Multiple Sclerosis Centers of Excellence
The Brighter Side of Life
Dawn Rittmeyer -- Winnebago, IL
I’ve had MS for over 34 years, experiencing my first MS exacerbation when I was 18 years old. My MS is unpredictable, but so is life. Some days are good, while other days are a little less good. Over the years, I’ve learned that I can’t control everything that happens in life, but I can control how I react to life’s unexpected changes and challenges. I can choose to find the good instead of focusing on the bad.
I was 20 years old when I joined the Army in April 1984. I was deployed to Frankfurt, Germany, which was West Germany at the time. I worked in transportation as a 64’ Charlie. In November 1985 I was seen by a neurologist at the University of Erlangen-Nüremberg, where I was diagnosed with MS. While no one wants to receive the bad news that they have a disease, I felt relief knowing what was causing me to feel so poorly. When my MS flared up, people thought I was acting out. The neurologist who examined me when I was 18 told my parents it was all in my head. Knowing that I had MS gave me some control in a situation where I felt I had none, and I soon learned there were ways to manage the disease.
In May 1987 I received an honorable, medical discharge from the Army. The discharge followed a debilitating exacerbation at my base in Fort Carson, CO where I became paralyzed from the neck down and my lungs started to shut down. I was paralyzed for almost 6 months. My doctor told me that I may never walk again. I spent several days lying in bed, wondering what the future would hold. I knew MS symptoms could come and go and one day I made the decision that I was not going to let MS dictate my life. I started physical therapy and found that with time and hard work, I was able to regain my mobility and even start running again. Building myself back up from something that knocked me so low showed me that I could tackle any challenge.
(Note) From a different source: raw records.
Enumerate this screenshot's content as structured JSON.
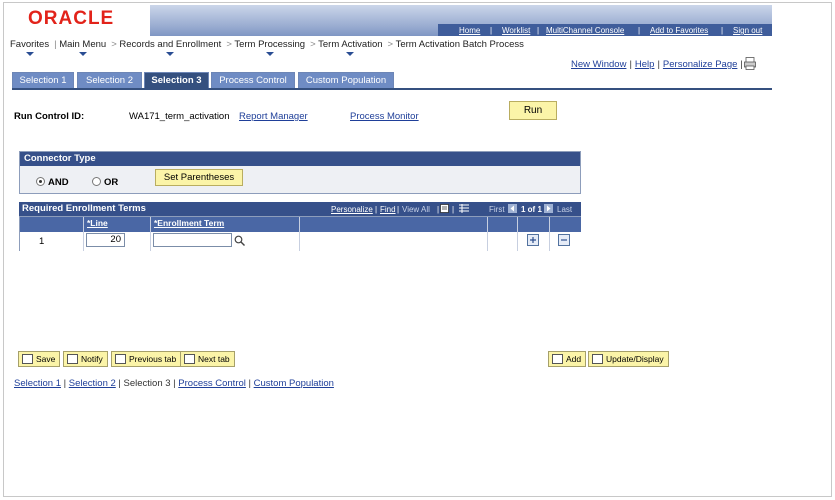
{
  "header": {
    "logo": "ORACLE",
    "links": [
      "Home",
      "Worklist",
      "MultiChannel Console",
      "Add to Favorites",
      "Sign out"
    ]
  },
  "breadcrumb": {
    "items": [
      "Favorites",
      "Main Menu",
      "Records and Enrollment",
      "Term Processing",
      "Term Activation",
      "Term Activation Batch Process"
    ]
  },
  "help_links": {
    "new_window": "New Window",
    "help": "Help",
    "personalize": "Personalize Page"
  },
  "tabs": [
    {
      "label": "Selection 1",
      "active": false
    },
    {
      "label": "Selection 2",
      "active": false
    },
    {
      "label": "Selection 3",
      "active": true
    },
    {
      "label": "Process Control",
      "active": false
    },
    {
      "label": "Custom Population",
      "active": false
    }
  ],
  "run_control": {
    "label": "Run Control ID:",
    "value": "WA171_term_activation",
    "report_manager": "Report Manager",
    "process_monitor": "Process Monitor",
    "run_label": "Run"
  },
  "connector": {
    "title": "Connector Type",
    "and_label": "AND",
    "or_label": "OR",
    "selected": "AND",
    "set_parentheses": "Set Parentheses"
  },
  "grid": {
    "title": "Required Enrollment Terms",
    "tools": {
      "personalize": "Personalize",
      "find": "Find",
      "view_all": "View All",
      "first": "First",
      "count": "1 of 1",
      "last": "Last"
    },
    "columns": [
      "*Line",
      "*Enrollment Term"
    ],
    "rows": [
      {
        "row_num": "1",
        "line": "20",
        "enrollment_term": ""
      }
    ]
  },
  "buttons": {
    "save": "Save",
    "notify": "Notify",
    "previous_tab": "Previous tab",
    "next_tab": "Next tab",
    "add": "Add",
    "update_display": "Update/Display"
  },
  "footer_links": [
    "Selection 1",
    "Selection 2",
    "Selection 3",
    "Process Control",
    "Custom Population"
  ],
  "colors": {
    "oracle_red": "#e2231a",
    "header_blue": "#36508a",
    "tab_active": "#35507f",
    "button_yellow": "#fbf4a8",
    "link_blue": "#1f3f99"
  }
}
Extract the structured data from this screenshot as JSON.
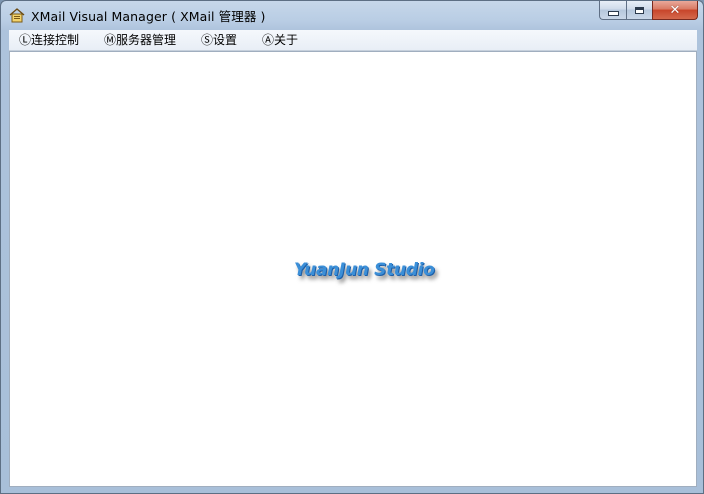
{
  "window": {
    "title": "XMail Visual Manager ( XMail 管理器 )",
    "icon": "home-folder-icon",
    "caption_buttons": {
      "minimize_icon": "minimize-icon",
      "maximize_icon": "maximize-icon",
      "close_icon": "close-icon",
      "close_glyph": "✕"
    },
    "close_color": "#c8452a"
  },
  "menubar": {
    "items": [
      {
        "label": "Ⓛ连接控制"
      },
      {
        "label": "Ⓜ服务器管理"
      },
      {
        "label": "Ⓢ设置"
      },
      {
        "label": "Ⓐ关于"
      }
    ]
  },
  "client": {
    "logo_text": "YuanJun Studio",
    "background": "#ffffff",
    "logo_color": "#3b8fd8"
  }
}
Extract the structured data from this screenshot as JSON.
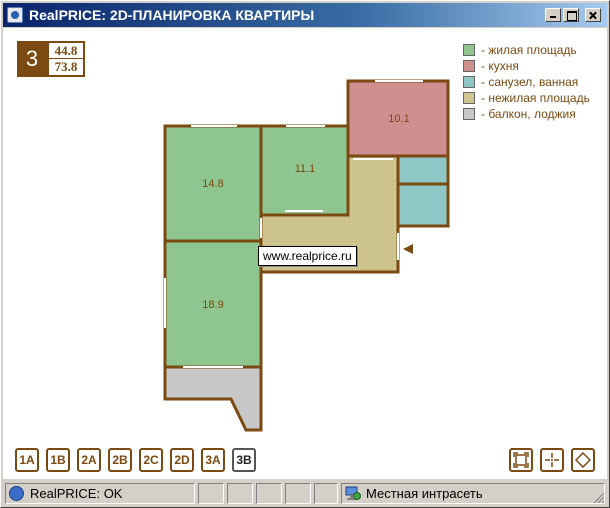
{
  "window": {
    "title": "RealPRICE: 2D-ПЛАНИРОВКА КВАРТИРЫ"
  },
  "badge": {
    "rooms": "3",
    "living_area": "44.8",
    "total_area": "73.8"
  },
  "legend": [
    {
      "label": "- жилая площадь",
      "color": "#8fc58f"
    },
    {
      "label": "- кухня",
      "color": "#cf8f8f"
    },
    {
      "label": "- санузел, ванная",
      "color": "#8fc6c6"
    },
    {
      "label": "- нежилая площадь",
      "color": "#cfc58f"
    },
    {
      "label": "- балкон, лоджия",
      "color": "#c8c8c8"
    }
  ],
  "rooms": {
    "r1": "14.8",
    "r2": "11.1",
    "kitchen": "10.1",
    "r3": "18.9"
  },
  "colors": {
    "wall": "#7a4a12",
    "living": "#8fc58f",
    "kitchen": "#cf8f8f",
    "bath": "#8fc6c6",
    "hall": "#cfc58f",
    "balcony": "#c8c8c8"
  },
  "tooltip": "www.realprice.ru",
  "plan_buttons": [
    {
      "label": "1A",
      "active": false
    },
    {
      "label": "1B",
      "active": false
    },
    {
      "label": "2A",
      "active": false
    },
    {
      "label": "2B",
      "active": false
    },
    {
      "label": "2C",
      "active": false
    },
    {
      "label": "2D",
      "active": false
    },
    {
      "label": "3A",
      "active": false
    },
    {
      "label": "3B",
      "active": true
    }
  ],
  "view_buttons": [
    "fit-icon",
    "move-icon",
    "diamond-icon"
  ],
  "status": {
    "text": "RealPRICE: OK",
    "zone": "Местная интрасеть"
  }
}
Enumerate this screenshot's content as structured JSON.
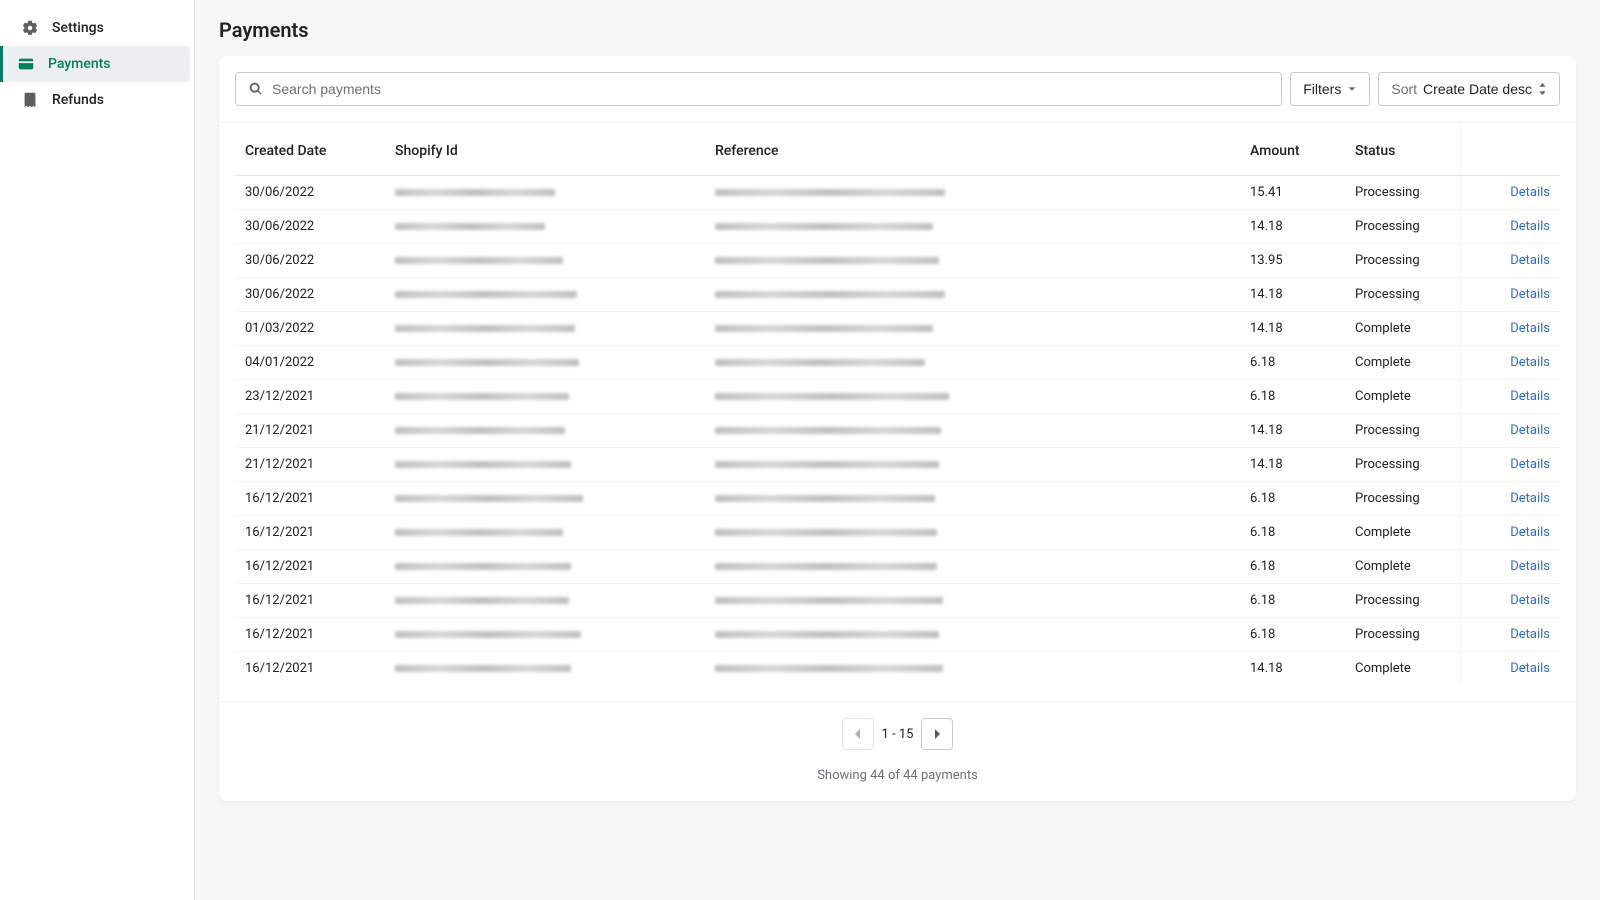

Following the Army, civilian life kept me on my toes. I soon met my life partner who happened to be a dairy farmer; we’ve had 24 wonderful years together. I work the farm full-time with my husband, tending to the animals and finding creative ways to increase milk production, expand the herd size, and improve the efficiency of the farm. Farming challenges me mentally as well as physically. I have to listen to my body and decide when to push through the MS, when to slow down, and when to rest. My husband supports my needs and we’ve found our hard work on the farm has strengthened our communication and support for each other. We work together, not against each other.
My husband and I have raised four beautiful children. Two of my children are autistic, and while that has its own set of challenges, I’ve found that I’m able to meet those challenges head on. I volunteer for a special needs class at my church, using what I’ve learned in taking care of my own children for other children with developmental disabilities. I’ve learned the value of patience and perseverance as I see my children meet life’s daily challenges. The perseverance I see in them helps me get through those days that seem a little tougher than others.
My life has had its fair share of challenges, but with those challenges I’ve found new opportunities and experiences. I’ve learned to make adjustments so that I can keep doing the things I love. I don’t compare myself to others and I never think that something I do is not good enough. I do my best and that’s all anybody can ask of me. When I wake up every morning I see all the wonderful people and things I have in my life and I’m not worried about what I don’t have. It’s all about perspective and I’ve decided to look at the brighter side of life.
(from spring 2016 newsletter)